By Jamie Bryson
Last week it was announced that an unnamed individual was to bring legal action against the Secretary of State if he refused to declare loyalist ceasefires over, and further suspend the licences of all those released under the Belfast Agreement.
A solicitor for her legal firm, McIvor Farrell, said: “Loyalist paramilitary organisations cannot claim to be maintaining a complete and unequivocal ceasefire in order to secure the benefit of the Good Friday Agreement by way of early release from prison whilst at the same time withdrawing support for that very same agreement and suggesting that there may be a return to violence unless the protocol is removed.
“There is either the rule of law or there is not. There is either a complete and unequivocal ceasefire or there is not. If there is not, then we say that you should no longer enjoy the benefits of the Good Friday Agreement in terms of early release from prison.
“The statements of the LCC undermine the commitment to pursue political goals by peaceful means and it is now incumbent upon the Secretary of State to exercise his powers under the NI (Sentences) Act 1998 on foot of those developments.”
Notwithstanding the plainly nonsensical and unmeritorious nature of the stunt, it is worth briefly illuminating the legally baseless nature of the assertions contained within the pre-action letter.
Firstly, those on licence cannot simply have their licences revoked because of the apparent actions of a group to which they were once affiliated. That would be an absurd and ludicrous situation whereby a citizen would not be bound by the consequences of his or her own actions, but rather by the actions of others over whom he or she has no control. Far from upholding the rule of law, in accordance with the lofty pronouncements of the solicitor behind the letter, it would undermine one of the law’s most basic principles.
Furthermore, as is often the case, the letter entirely misrepresents- either deliberately or in error- the Belfast Agreement.
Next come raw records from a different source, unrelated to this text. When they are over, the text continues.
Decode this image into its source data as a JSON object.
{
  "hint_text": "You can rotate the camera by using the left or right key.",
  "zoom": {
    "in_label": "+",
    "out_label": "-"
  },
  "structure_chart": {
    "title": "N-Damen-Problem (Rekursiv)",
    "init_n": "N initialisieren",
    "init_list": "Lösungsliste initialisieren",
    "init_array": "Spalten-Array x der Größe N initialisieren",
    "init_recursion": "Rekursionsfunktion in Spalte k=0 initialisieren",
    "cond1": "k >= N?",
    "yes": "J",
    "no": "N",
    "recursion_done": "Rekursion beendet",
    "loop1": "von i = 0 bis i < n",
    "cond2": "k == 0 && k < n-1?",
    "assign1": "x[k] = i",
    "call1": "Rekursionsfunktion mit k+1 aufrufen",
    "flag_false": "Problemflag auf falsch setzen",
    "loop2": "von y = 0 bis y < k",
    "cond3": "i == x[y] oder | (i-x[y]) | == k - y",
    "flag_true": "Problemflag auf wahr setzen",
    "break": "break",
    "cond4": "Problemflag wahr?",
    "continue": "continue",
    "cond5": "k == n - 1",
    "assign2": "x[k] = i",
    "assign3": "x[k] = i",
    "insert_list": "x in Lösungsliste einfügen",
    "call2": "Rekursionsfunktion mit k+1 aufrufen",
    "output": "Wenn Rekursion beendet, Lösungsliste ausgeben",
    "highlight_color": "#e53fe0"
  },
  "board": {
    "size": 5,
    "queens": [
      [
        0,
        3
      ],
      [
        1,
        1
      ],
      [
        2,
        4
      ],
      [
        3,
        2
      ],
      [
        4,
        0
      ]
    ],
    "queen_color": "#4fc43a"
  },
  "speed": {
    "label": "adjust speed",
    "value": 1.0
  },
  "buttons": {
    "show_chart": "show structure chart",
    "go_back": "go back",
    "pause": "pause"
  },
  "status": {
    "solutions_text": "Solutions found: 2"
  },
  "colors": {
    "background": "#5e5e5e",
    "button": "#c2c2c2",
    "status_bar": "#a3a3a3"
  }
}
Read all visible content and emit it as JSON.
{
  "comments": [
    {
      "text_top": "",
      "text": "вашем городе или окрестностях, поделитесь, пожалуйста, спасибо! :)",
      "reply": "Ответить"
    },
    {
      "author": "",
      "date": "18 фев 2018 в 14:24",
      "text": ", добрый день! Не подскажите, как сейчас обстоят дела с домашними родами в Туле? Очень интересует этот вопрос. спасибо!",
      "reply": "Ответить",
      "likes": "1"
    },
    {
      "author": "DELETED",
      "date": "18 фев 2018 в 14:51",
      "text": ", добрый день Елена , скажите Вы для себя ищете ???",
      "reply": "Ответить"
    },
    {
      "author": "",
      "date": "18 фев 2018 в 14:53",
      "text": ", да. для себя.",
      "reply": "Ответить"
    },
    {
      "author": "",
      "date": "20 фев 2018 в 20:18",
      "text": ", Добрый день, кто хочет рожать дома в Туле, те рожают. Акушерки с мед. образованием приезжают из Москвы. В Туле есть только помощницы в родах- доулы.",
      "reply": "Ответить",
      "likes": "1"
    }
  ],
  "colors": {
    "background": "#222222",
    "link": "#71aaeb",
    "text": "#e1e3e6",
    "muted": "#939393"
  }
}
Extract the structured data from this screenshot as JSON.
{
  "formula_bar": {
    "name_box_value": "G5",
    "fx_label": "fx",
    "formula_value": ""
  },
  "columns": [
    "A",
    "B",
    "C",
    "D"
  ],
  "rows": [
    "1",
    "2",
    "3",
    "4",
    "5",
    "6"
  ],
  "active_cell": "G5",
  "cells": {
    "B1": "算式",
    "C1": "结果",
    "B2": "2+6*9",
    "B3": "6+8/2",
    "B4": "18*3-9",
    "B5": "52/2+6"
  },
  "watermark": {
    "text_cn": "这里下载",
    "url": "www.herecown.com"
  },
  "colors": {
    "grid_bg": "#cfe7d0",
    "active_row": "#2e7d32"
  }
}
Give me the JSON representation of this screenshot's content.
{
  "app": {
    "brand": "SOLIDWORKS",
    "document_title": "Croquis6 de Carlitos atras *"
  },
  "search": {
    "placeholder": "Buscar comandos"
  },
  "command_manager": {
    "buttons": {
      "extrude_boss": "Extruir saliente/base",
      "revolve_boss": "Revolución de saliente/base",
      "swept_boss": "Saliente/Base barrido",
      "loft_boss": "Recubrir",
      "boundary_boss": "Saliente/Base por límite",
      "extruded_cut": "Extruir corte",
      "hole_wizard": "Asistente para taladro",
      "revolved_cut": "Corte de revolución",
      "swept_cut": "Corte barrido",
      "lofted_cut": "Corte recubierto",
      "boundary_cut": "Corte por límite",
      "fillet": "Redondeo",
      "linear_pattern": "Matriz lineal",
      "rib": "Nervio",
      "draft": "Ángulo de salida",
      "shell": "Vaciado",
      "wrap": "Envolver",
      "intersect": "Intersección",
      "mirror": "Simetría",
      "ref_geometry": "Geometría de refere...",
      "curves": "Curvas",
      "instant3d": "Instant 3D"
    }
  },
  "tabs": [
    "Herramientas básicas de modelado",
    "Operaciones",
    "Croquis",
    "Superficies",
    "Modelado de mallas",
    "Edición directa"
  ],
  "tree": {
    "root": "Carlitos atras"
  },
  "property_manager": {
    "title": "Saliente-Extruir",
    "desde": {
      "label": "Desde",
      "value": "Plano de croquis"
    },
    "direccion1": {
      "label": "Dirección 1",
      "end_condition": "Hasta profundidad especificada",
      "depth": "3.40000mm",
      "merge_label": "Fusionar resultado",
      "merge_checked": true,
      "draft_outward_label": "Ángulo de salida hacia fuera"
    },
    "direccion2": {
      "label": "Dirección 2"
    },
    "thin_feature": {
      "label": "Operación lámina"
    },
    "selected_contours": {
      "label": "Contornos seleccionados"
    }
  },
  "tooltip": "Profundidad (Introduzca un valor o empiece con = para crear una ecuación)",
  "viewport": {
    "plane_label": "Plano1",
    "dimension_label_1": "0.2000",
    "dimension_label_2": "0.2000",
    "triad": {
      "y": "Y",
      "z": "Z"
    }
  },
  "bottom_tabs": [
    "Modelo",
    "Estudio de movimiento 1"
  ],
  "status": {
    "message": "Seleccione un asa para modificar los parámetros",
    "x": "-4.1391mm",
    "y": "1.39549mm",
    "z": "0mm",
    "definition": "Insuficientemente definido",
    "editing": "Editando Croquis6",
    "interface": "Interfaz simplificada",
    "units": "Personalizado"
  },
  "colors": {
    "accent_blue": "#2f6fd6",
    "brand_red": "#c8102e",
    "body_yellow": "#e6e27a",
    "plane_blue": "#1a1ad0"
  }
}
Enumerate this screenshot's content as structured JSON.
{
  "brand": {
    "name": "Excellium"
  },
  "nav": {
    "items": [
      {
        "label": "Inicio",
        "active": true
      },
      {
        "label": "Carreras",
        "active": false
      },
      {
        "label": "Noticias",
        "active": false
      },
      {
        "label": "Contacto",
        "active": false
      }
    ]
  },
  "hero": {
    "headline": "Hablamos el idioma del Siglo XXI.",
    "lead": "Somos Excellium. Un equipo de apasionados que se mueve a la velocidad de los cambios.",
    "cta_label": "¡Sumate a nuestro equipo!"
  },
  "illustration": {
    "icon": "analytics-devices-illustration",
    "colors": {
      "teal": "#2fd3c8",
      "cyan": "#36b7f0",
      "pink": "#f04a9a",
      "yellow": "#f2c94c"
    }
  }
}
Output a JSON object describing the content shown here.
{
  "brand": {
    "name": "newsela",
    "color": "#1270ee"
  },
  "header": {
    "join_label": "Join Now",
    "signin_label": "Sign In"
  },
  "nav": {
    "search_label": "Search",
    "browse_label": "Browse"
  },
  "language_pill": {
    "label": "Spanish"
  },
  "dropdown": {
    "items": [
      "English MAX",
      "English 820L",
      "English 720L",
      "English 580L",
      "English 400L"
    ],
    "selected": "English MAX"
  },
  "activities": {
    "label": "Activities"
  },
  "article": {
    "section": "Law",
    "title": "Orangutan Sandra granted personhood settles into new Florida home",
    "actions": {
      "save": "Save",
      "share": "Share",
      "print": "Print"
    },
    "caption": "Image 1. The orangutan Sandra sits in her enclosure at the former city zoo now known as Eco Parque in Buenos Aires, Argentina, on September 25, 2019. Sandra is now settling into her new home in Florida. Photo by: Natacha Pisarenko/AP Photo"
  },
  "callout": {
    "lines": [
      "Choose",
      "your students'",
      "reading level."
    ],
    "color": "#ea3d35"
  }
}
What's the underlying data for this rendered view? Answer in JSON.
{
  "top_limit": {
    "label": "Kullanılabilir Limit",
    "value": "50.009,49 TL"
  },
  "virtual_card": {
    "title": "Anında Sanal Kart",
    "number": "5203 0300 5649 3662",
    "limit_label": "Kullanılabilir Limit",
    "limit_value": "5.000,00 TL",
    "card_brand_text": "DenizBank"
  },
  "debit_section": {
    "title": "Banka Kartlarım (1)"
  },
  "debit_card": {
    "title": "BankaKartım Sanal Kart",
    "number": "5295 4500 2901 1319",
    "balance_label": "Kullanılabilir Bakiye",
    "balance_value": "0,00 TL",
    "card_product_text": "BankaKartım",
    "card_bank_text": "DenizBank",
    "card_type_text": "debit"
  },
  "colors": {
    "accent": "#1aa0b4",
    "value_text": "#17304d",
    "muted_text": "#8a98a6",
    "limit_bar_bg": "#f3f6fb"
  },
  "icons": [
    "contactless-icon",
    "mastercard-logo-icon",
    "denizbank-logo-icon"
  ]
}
There is nothing in the release conditions of any prisoner which binds them to support a political agreement. A prisoner on licence is free to be anti-agreement if he or she so wishes. The notion that the continued freedom of prisoners released on licence would be predicated upon not only support for peace, but further to that a requirement to support a particular political agreement, is arrant nonsense.
The criteria for release of prisoners is set out within Section 3 of the Northern Ireland (Sentences) Act 1998. It is trite to point out that nowhere is a prisoner required to either have supported in advance of release, or continue to support upon release, the Belfast Agreement, or indeed any other political agreement.
In short, if a former loyalist prisoner wishes to pronounce to the world that they oppose the Belfast Agreement, then there is absolutely nothing in any licence conditions or law which would in anyway prohibit this entirely free political choice.
The confusion littered throughout the pre-action letter appears to be that the author confuses ‘peace’ with the ‘process’ (the Belfast Agreement). One can be entirely supportive of peace but be simultaneously venomously opposed to the process in the form of the Agreement. To argue that support for one necessitates support for the other would effectively be to enforce support for a political agreement on the basis that if you oppose it then peace will be at risk. That provides a violent veto over democracy and freedom of expression. It is not only immoral, but would entirely offend Article 10 of the European Convention which has effect in domestic law by virtue of the Human Rights Act 1998.
There is further is the bold claim that there is a “legal obligation” on the Secretary of State to specify the UVF, UDA and Red Hand Commando. Notably there is no credible or arguable reference to the apparent source of this ‘obligation’ to specify the groups.
It is worth therefore pointing out that by the pre-action letter’s own admission, it is a statement of fact that such groups are not currently specified. Accordingly, it follows that the requirement relied upon for the demand that loyalist prisoners have their licence suspended- namely support for a specified organisation- could not possibly be satisfied. This exposes the wholly circular and illogical nature of the letter’s demands.
There is only an obligation on the Secretary of State to specify a proscribed organisation if the two stage criteria set out within Section 3 (8) of the NI (Sentences) Act 1998 is met, namely that an organisation is:
(a) concerned in terrorism connected with the affairs of Northern Ireland, or in promoting or encouraging it, and
(b )has not established or is not maintaining a complete and unequivocal ceasefire.
I am unclear about how any rational person could seriously submit that the UVF, UDA or RHC is engaged in terrorism, or is promoting or encouraging it and has not established or is not maintaining a complete an unequivocal ceasefire. A breach of ceasefire would require a terrorist act to take place; it can’t merely be deduced from supposition or a subjective analysis of what may happen in the future.
In any event, neither the UVF, UDA or RHC have issued any statement to the effect suggested in the relevant letter. In fact, the letter is firstly from the Loyalist Communities Council (an entirely legal group) and further plainly stated that those represented by the letter were “determined that unionist opposition to the Protocol should be peaceful and democratic”. Hardly a call to arms.
The reported pre action legal letter contains not only an absence of basic common sense, but is replete with errors of law. It entirely misrepresents the Belfast Agreement and the Northern Ireland (Sentences) Act 1998 and has more than the ring of a political stunt dressed up in a pre-action Protocol template.